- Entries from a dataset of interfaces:
※ ※ ※
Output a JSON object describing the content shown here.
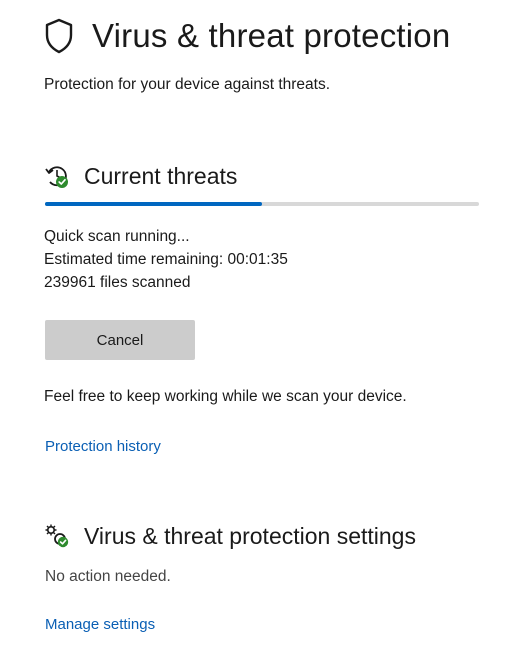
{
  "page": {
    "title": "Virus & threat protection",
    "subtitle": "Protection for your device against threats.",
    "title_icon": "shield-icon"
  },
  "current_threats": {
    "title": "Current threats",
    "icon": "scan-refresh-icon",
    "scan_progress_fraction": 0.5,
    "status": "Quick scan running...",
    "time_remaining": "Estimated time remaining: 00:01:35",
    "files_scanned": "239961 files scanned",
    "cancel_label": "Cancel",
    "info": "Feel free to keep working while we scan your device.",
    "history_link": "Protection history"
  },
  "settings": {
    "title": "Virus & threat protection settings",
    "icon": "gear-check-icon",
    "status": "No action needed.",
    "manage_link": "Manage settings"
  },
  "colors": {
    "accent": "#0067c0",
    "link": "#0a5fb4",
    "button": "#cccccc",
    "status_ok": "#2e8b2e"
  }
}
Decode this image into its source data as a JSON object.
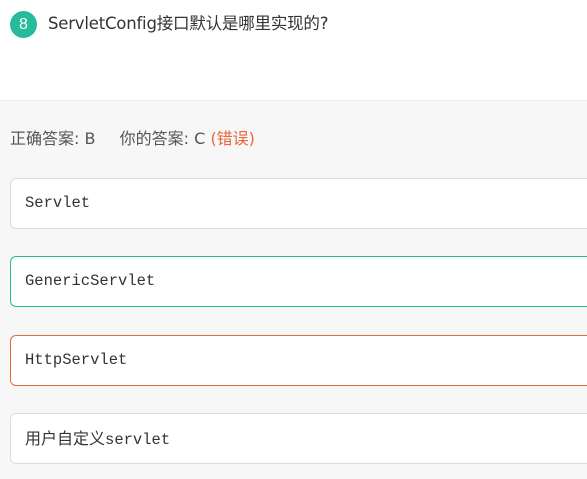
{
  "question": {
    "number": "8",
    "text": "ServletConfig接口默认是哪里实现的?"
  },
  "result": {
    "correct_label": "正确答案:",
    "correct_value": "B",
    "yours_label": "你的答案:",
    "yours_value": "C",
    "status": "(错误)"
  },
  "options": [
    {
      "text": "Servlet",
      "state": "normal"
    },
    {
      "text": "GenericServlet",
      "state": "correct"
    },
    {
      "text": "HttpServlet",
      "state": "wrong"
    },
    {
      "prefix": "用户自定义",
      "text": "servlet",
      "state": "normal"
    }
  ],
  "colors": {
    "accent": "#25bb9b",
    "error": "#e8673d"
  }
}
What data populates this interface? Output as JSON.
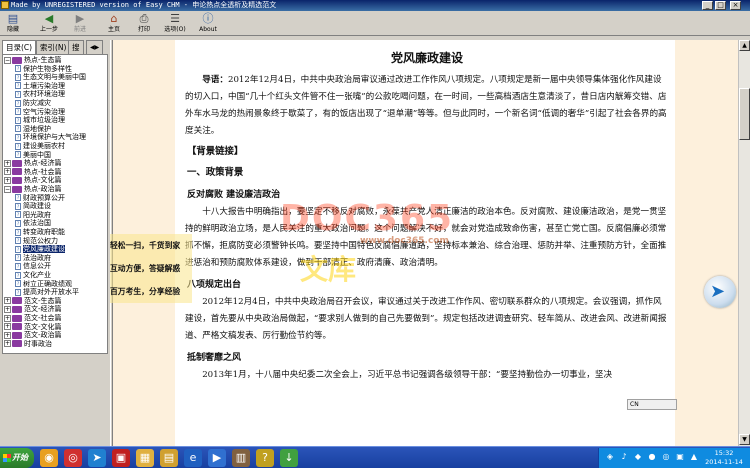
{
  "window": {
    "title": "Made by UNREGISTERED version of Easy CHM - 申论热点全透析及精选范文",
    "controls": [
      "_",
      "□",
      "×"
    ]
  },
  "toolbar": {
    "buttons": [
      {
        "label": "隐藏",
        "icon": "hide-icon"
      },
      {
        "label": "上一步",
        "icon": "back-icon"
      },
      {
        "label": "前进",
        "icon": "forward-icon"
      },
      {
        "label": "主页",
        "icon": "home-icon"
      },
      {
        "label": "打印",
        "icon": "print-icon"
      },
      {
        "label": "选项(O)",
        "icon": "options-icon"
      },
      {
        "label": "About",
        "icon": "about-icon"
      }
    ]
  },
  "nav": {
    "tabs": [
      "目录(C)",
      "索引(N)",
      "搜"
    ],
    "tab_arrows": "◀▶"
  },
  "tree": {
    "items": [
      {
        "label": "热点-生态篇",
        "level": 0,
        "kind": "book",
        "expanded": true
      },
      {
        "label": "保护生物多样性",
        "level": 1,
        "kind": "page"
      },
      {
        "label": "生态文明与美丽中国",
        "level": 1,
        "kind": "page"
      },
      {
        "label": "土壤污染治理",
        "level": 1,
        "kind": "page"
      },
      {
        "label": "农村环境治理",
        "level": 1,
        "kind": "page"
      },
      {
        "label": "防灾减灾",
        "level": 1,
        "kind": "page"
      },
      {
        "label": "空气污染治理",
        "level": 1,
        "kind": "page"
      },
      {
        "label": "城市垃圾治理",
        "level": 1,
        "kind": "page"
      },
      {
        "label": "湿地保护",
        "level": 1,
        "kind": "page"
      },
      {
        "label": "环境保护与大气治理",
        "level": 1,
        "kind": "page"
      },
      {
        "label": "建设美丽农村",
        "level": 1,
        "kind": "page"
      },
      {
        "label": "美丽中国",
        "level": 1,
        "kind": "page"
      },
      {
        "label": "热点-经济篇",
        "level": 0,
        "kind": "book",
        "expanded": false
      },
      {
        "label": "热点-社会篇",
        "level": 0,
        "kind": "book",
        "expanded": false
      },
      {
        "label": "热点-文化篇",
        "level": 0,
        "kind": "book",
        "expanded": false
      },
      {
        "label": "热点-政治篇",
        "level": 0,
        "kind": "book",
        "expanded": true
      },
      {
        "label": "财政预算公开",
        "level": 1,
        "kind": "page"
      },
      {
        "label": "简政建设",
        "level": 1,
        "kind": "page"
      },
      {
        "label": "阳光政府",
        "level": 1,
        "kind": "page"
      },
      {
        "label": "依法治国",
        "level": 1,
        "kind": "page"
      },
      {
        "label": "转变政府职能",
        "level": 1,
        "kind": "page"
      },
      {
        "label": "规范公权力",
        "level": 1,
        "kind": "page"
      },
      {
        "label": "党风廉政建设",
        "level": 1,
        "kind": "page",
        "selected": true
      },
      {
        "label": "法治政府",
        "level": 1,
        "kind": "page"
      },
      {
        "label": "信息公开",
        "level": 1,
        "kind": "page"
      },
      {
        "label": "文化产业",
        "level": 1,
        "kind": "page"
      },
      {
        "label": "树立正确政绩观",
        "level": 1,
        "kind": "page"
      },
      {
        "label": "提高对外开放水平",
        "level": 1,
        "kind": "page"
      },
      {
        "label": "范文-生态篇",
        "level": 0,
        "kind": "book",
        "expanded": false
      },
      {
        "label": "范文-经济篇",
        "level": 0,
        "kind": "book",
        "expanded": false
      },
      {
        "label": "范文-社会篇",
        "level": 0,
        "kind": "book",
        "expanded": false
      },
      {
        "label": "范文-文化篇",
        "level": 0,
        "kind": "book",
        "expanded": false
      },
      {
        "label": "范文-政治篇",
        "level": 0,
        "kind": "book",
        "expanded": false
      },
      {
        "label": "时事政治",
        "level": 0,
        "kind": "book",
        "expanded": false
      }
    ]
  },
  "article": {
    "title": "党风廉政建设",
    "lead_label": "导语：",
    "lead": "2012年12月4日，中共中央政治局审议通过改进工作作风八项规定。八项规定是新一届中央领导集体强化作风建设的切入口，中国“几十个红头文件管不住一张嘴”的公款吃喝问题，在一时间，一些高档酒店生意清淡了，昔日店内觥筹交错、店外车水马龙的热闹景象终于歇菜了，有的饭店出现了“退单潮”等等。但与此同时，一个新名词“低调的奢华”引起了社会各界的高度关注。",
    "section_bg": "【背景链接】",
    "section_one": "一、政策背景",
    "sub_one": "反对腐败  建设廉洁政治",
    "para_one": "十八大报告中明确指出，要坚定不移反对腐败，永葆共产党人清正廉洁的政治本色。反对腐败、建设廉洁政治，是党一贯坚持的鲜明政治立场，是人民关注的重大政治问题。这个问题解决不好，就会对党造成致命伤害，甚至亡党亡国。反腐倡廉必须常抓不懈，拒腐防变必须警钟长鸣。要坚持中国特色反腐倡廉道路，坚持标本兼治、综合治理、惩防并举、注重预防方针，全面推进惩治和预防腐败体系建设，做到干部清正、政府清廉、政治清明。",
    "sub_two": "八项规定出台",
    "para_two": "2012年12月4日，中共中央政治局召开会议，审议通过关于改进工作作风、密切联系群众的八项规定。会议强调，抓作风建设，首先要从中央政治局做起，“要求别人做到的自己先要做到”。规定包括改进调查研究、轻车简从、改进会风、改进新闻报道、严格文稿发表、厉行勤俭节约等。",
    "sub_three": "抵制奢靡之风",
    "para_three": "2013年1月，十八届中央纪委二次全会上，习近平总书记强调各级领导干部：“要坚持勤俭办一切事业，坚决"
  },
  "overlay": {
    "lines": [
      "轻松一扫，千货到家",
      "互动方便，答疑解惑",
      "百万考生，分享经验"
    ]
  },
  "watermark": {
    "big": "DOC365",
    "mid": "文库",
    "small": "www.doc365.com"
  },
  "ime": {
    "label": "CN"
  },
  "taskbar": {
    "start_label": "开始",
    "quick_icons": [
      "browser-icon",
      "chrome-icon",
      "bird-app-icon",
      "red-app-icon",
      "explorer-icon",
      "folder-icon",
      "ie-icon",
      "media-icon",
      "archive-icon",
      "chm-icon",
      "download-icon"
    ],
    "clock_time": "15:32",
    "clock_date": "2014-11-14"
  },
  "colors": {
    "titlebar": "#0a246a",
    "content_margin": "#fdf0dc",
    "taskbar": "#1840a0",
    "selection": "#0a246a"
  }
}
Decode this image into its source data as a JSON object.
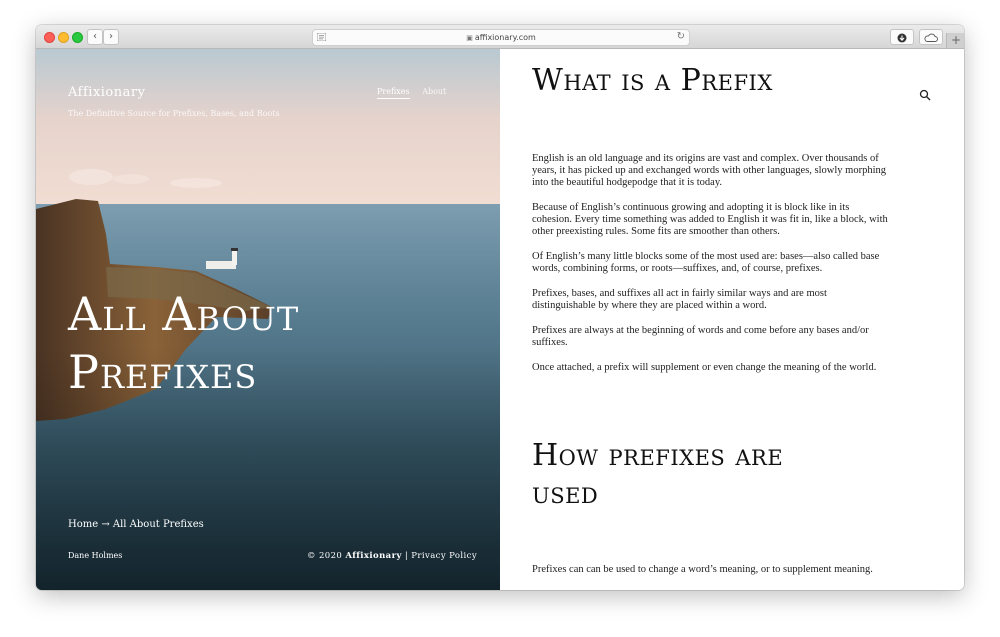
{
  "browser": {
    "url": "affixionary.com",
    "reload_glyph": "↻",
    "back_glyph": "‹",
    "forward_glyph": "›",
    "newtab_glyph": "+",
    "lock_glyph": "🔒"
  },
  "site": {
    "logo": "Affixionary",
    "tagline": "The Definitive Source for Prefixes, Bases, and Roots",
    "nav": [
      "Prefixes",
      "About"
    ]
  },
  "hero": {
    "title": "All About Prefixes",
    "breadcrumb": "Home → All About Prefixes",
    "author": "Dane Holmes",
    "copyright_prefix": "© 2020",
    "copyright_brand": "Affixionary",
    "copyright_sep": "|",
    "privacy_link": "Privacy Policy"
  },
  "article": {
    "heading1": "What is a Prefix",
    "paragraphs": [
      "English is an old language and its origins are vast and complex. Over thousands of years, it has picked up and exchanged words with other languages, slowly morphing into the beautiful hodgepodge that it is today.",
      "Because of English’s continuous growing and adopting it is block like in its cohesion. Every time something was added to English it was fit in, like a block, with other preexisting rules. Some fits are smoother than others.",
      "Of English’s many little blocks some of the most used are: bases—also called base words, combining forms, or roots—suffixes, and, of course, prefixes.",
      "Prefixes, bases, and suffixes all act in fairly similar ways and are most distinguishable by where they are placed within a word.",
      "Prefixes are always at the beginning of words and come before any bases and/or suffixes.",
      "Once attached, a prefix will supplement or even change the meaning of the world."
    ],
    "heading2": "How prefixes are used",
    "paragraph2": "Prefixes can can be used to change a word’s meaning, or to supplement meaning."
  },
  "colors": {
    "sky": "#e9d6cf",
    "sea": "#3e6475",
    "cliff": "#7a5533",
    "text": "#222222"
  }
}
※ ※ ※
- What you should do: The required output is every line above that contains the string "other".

- Response:
      "English is an old language and its origins are vast and complex. Over thousands of years, it has picked up and exchanged words with other languages, slowly morphing into the beautiful hodgepodge that it is today.",
      "Because of English’s continuous growing and adopting it is block like in its cohesion. Every time something was added to English it was fit in, like a block, with other preexisting rules. Some fits are smoother than others.",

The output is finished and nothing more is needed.